During its New York-based media event this morning, Apple announced its plans to get into the digital textbook publishing business. We have a good recap of the event in case you missed it, but the gist of it all is fairly straight-forward.

Using new applications like iBooks 2 and iBooks Author, Apple plans to disrupt the textbook industry by making it easier for folks to publish and consume educational content. And what’s more impressive, they’re giving the tools away for free…

But don’t be fooled. Apple’s intentions are far from philanthropical. The company is trying to get in on an $8 billion dollar per year industry. Here’s a breakdown of the economics behind Apple’s textbook initiative.

The price cap for publishers has been set at $14.99 per textbook. This means that they can price their books however they want, as long as it’s not over $15 dollars.

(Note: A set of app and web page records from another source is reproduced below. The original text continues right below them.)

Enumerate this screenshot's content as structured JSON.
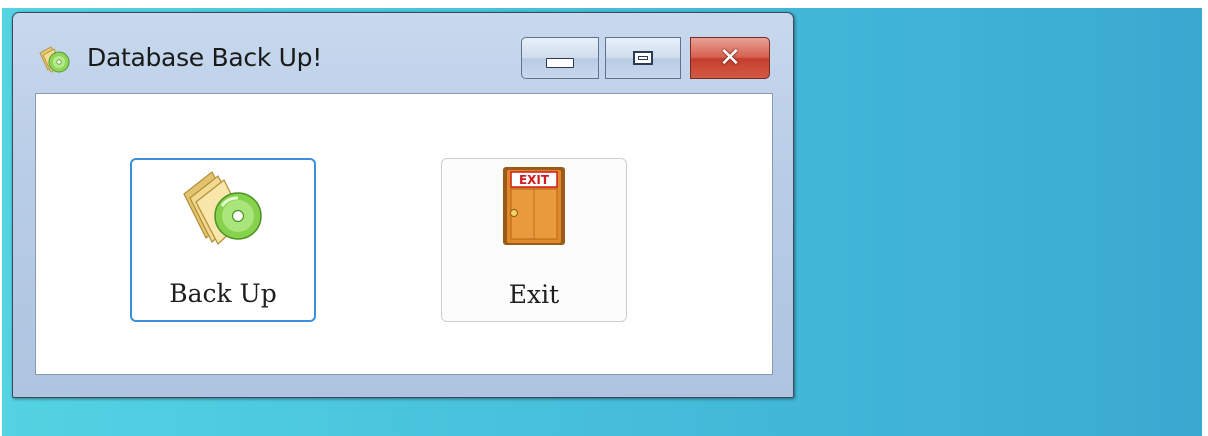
{
  "window": {
    "title": "Database Back Up!",
    "icon": "disc-with-folders-icon"
  },
  "title_buttons": {
    "minimize": "minimize-icon",
    "maximize": "maximize-icon",
    "close": "close-icon"
  },
  "actions": [
    {
      "label": "Back Up",
      "icon": "backup-disc-icon",
      "focused": true
    },
    {
      "label": "Exit",
      "icon": "exit-door-icon",
      "focused": false
    }
  ],
  "exit_sign_text": "EXIT",
  "colors": {
    "desktop_start": "#54d3e3",
    "desktop_end": "#3aa9d1",
    "focus_border": "#3b8fdc",
    "close_button": "#c33e2c"
  }
}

This could be a game-changer for college students, as college-level textbooks typically run anywhere between $100 and $300. And even used copies, if they’re available, are still half as expensive. That’s a big difference.

But with such a big price drop, why on earth would publishers agree to all of this? Consensus from Apple’s publishing partners seems to be that they figure that the amount of money the’ll lose on the cost of each book will be made up in the total volume they’ll sell in the long run. iBooks, remember, are non-transferable.

And now for Apple’s piece of the pie. Early reports claim that the company will be taking its usual 30% off the top of whatever the publishers make, just like it does with apps and developers. It’s a familiar business model that has, so far, served Apple quite well.

While everything looks good on paper (or should we say tablets), only time will tell if Apple’s move into the textbook industry is worth all of the hype. It still has to convince tens of thousands of schools to adopt the platform, which involves putting a $499 tablet in every student’s hands. And that could prove to be a difficult task.


  • If schools purchase iPads, they will expect to hand down the iPads to the next class each year. No need to transfer the iBooks as they are already on the device. Schools cannot expect every parent to fork over the money for an iPad + the books. And do schools really have the money these days. Not in California for sure. IF the publishers make money it will be from cost savings from the actual print and publishing costs.

    • Chris Nichols

      1 x $500 for a single iPad + 8 terms * 5 classes per term * $15 per digital textbook = $1100 for a 4 year program

      8 terms * 5 classes per term * $100 per textbook = $4000 for a 4 year program

      Makes sense for a university student.

      • Anonymous

        Also, $100 per book is being generous. Well, depending on the degree.

      • Yes, for college this makes sense, but Apple is focused on the K-12 market. In New Zealand when a school required that every student buy an iPad the parents revolted.

  • It makes me wonder if Apple is preparing to release a cheaper tablet for consumers or at least for educators. If that happens this new format will be widely accepted.

    • Anonymous

      Bingo. At the very least, Apple will keep the iPad 2 around for $399 when it unveils its next-generation tablet. I also wouldn’t be surprised if it introduced an 8GB iPad model a la the iPhone 4 with an even lower price.

  • I’ve downloading whatever school books I can get from iBooks. Besides the money it saves me, its so awesome to have an iPad instead of a 20lb stack of books that sits 12 inches tall.

  • What every forgets is that books you can save 100s of years, a functional ipad you cant. Dont get me wrong, i think it is a great idea but if this eventually will kick out paper books (which i doubt) it would i guess be worst for mankind =) let me know your thoughts

    • Anonymous

      But you’re forgetting that when I purchase the third-generation iPad, and the fourth and so on, all it takes is me typing in my Apple account info and all of my previous purchases are available on the tablet. This includes videos, music, apps and yes, iBooks. The fact that the article mentions that iBooks are non-transferable simply means that one student cannot lend, gift, or sell his iBook to another student with a separate Apple account. Make no mistake about it, when you purchase an iBook, it’s yours for life — as long as you stay in Apple’s ecosystem that is. ;op

      • Well that is right as long as Apple stays in business and well as long we dont get a big ass solar wind that destroys all electronics 😉 I hope they will keep making paper copies as a backup 🙂 (I do love the technology and stuff but sometimes I get a “The book of Eli – movie” feeling hehe

    • G

      Paper gets lost, misplaced, or destroyed. Digital books can last forever on cloud servers

  • Two words: government assistance (grants, loans, and scholarship) that how they plan on it. At FIU, 90% have an idevice and 50% of students have a tablet… I would say most of that 50% will goto iPads once they realize they have a reason to buy it when it comes to cheaper texts books. Hence the savings in textbooks will pay for the ipad3 and on in the first or first 2 semesters. They aren’t dumb…